[Records excerpted from a collection]
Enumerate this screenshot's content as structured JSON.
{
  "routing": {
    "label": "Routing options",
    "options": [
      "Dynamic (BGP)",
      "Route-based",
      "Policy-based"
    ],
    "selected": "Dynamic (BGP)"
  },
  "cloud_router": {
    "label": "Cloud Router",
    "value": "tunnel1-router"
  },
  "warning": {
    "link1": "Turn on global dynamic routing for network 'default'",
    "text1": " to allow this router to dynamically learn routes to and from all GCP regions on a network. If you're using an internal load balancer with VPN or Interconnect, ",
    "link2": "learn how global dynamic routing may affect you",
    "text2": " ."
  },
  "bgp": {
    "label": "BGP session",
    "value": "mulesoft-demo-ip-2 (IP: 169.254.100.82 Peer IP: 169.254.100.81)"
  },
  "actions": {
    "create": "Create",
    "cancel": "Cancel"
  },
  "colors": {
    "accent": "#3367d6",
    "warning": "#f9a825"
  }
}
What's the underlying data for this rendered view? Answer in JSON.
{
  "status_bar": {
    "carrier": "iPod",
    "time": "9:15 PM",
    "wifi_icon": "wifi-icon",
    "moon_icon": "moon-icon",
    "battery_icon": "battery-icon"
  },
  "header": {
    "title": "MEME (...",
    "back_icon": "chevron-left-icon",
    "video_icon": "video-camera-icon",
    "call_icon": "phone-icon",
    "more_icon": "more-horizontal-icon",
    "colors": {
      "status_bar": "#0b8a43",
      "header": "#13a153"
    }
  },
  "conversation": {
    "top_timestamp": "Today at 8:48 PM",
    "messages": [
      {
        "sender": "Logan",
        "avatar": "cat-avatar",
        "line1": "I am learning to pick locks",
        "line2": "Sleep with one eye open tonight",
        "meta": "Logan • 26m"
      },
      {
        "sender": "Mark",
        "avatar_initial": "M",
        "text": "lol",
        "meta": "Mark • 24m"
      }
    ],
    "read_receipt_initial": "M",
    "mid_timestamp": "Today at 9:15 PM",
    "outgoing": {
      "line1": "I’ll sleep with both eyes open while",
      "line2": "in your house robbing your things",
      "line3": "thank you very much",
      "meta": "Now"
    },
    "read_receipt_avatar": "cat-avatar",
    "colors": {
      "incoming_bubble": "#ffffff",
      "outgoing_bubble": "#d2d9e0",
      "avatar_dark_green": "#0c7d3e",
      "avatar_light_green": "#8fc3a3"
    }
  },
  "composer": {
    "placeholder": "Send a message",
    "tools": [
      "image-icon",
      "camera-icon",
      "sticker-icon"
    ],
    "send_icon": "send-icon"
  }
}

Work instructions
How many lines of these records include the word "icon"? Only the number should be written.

Response box
11